What is being asked:
Scan the entries for the word "into". Every line that has it should be copied.

Records for the exercise:
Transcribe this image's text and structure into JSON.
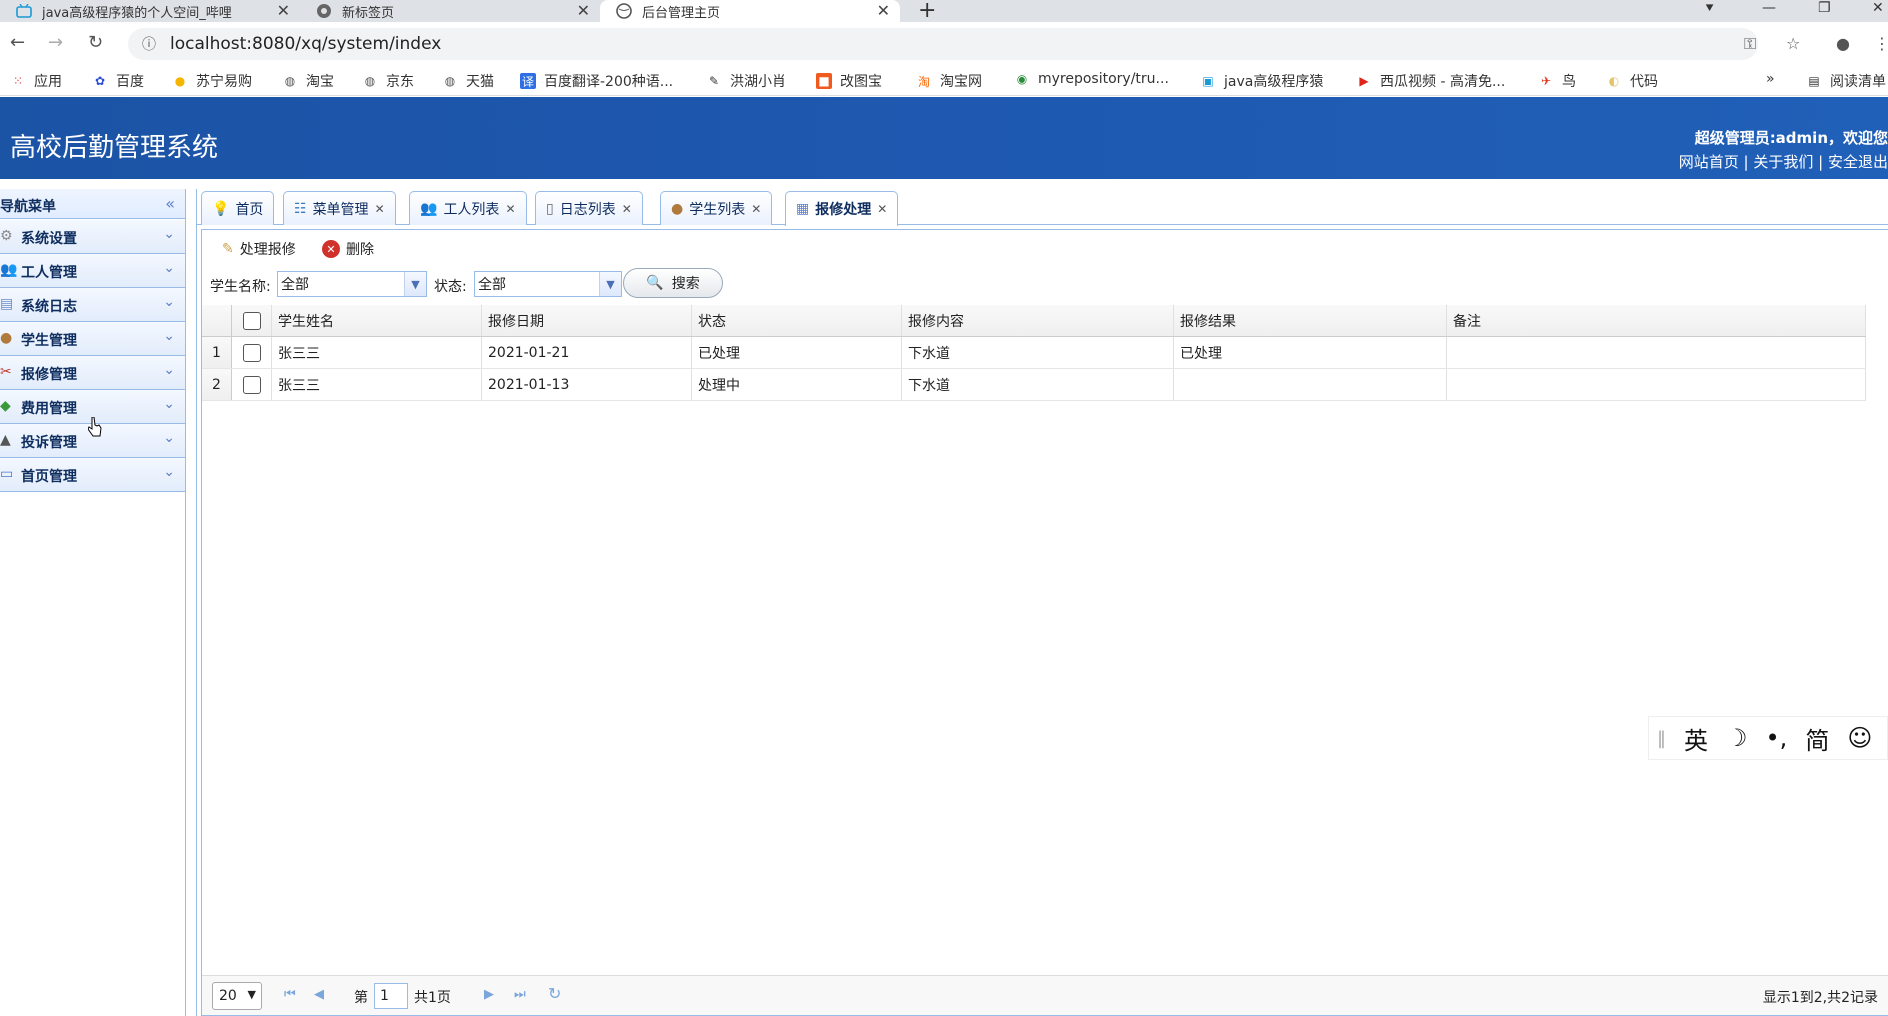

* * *

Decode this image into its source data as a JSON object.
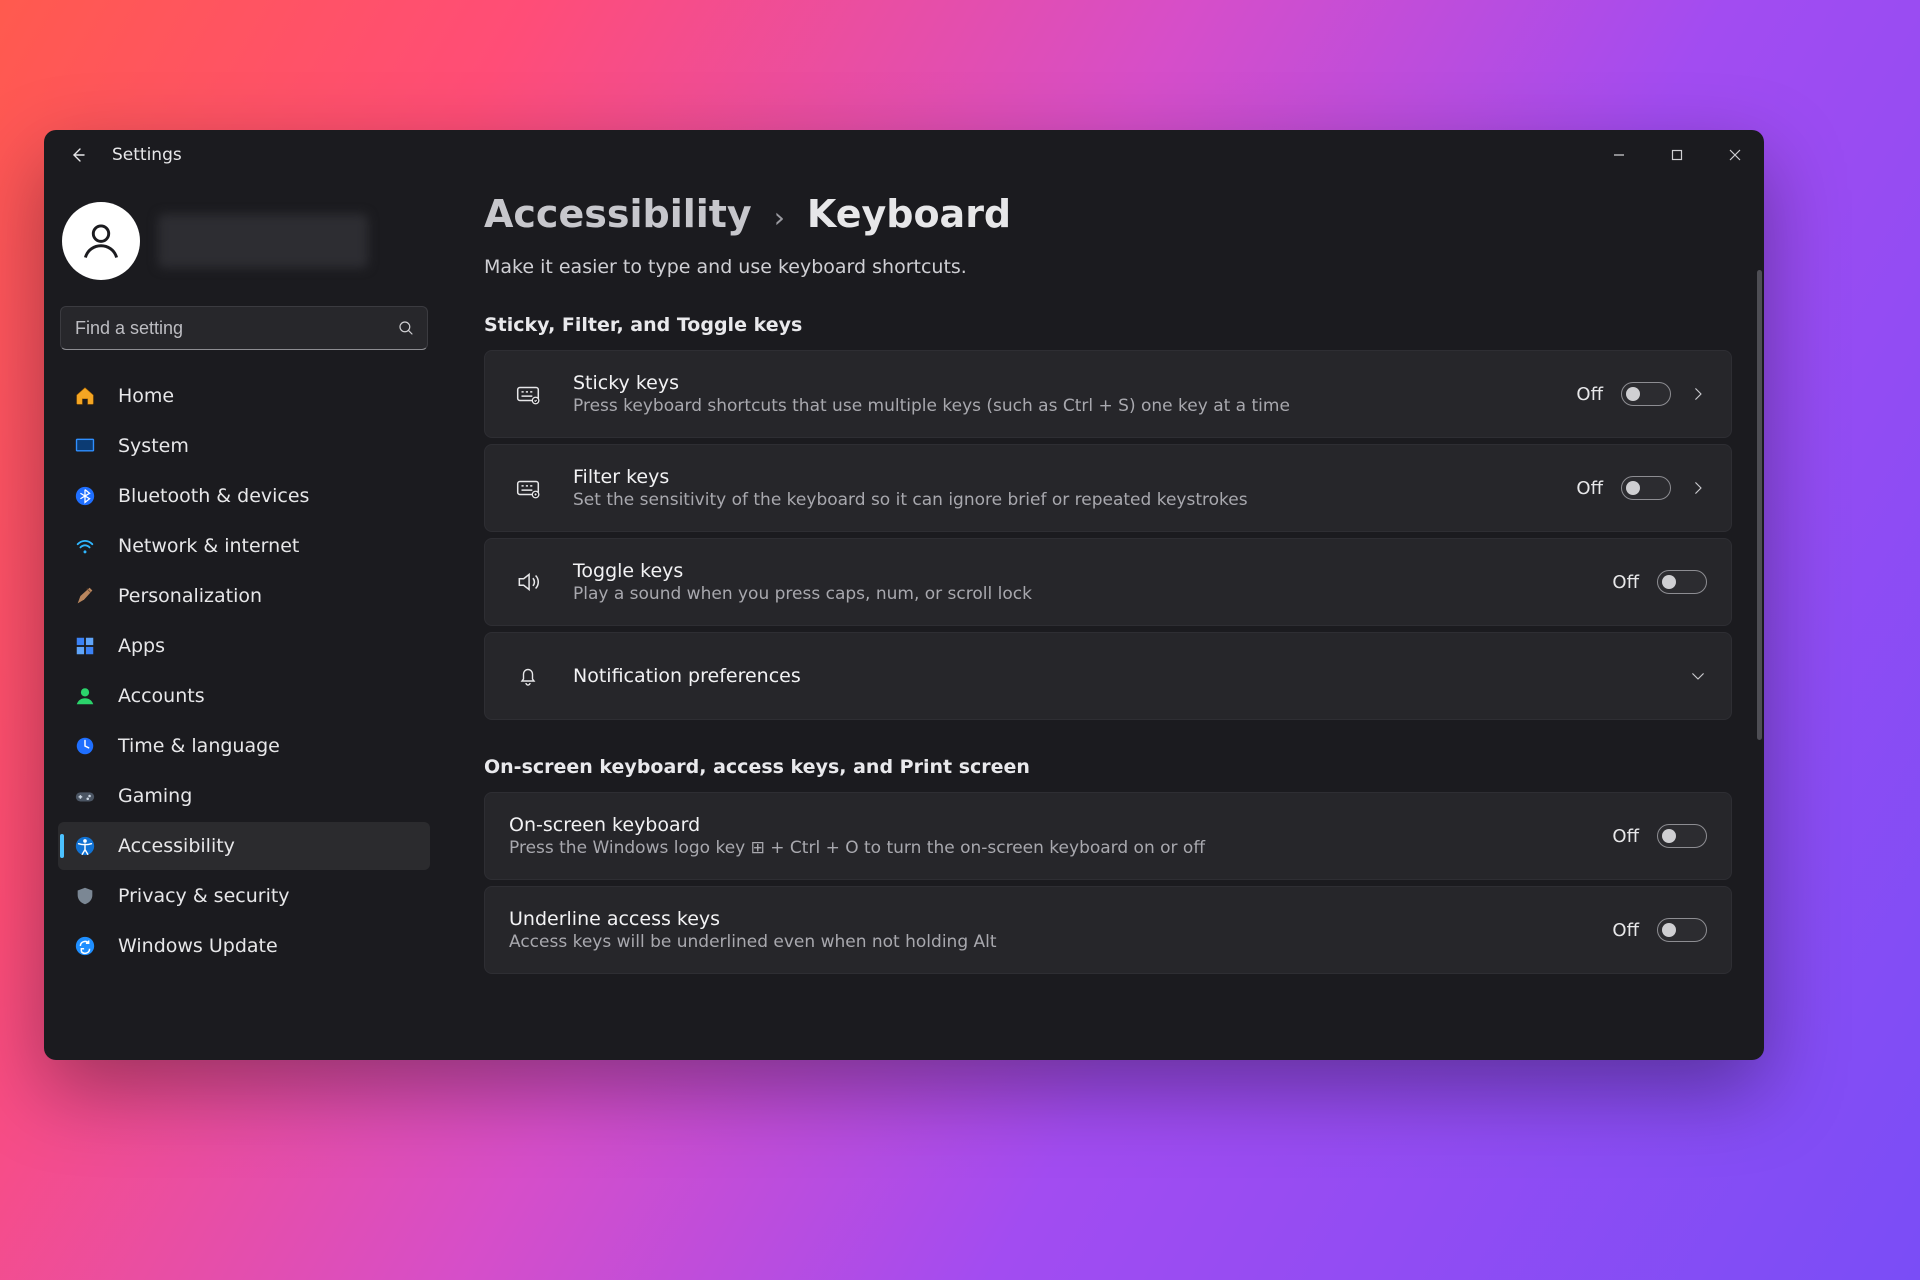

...

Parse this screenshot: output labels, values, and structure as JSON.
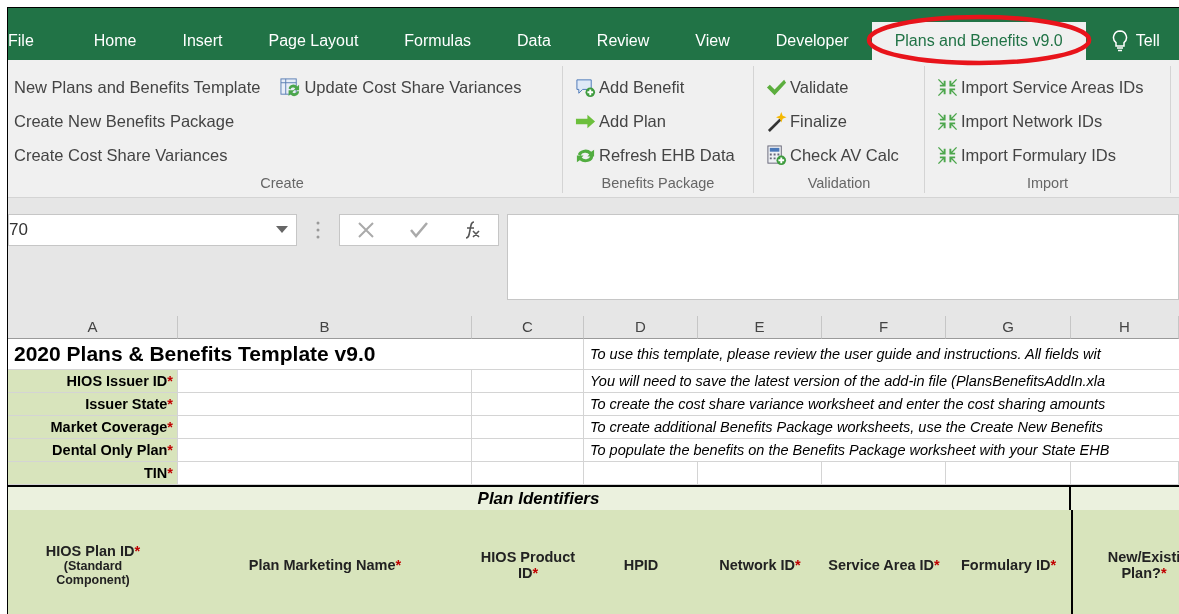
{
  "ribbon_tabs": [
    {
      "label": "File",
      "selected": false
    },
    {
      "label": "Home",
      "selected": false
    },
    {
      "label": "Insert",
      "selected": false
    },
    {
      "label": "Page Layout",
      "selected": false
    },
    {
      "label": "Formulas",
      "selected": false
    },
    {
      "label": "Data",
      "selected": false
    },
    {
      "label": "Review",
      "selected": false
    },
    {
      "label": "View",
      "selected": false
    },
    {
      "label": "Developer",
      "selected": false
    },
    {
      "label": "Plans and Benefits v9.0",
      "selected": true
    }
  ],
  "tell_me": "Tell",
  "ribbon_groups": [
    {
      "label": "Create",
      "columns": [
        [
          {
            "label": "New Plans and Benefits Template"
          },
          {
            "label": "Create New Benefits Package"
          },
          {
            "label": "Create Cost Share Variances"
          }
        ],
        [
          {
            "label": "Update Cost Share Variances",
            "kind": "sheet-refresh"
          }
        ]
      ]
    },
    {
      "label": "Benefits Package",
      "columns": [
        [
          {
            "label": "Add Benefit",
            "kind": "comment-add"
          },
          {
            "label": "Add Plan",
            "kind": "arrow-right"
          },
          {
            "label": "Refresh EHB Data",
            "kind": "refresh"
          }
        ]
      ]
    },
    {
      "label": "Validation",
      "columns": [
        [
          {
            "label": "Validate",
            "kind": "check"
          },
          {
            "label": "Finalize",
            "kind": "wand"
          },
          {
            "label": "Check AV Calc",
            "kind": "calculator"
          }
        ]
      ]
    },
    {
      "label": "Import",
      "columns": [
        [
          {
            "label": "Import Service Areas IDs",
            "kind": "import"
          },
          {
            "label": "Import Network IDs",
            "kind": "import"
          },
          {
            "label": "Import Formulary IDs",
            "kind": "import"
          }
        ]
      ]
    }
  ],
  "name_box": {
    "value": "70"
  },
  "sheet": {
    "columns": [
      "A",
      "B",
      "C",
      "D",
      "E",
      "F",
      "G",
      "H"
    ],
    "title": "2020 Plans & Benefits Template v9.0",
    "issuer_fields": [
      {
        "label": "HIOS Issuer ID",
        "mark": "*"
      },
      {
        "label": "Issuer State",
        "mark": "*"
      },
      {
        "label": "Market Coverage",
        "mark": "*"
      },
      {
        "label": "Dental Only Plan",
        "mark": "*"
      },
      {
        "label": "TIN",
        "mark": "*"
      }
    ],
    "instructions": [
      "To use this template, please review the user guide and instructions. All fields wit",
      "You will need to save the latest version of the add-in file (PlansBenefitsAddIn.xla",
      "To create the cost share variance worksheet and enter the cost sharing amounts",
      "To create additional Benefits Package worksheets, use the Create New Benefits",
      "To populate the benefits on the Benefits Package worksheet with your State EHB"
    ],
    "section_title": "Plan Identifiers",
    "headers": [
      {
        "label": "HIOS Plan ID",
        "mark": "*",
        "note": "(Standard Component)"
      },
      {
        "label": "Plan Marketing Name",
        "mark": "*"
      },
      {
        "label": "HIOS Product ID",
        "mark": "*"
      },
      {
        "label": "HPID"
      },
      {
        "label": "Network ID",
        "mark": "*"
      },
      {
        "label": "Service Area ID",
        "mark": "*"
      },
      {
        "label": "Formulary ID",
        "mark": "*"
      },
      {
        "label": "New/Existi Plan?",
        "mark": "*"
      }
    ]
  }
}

Result of the task:
Transcribe this image's text and structure into JSON.
Decode this image into its source data as a JSON object.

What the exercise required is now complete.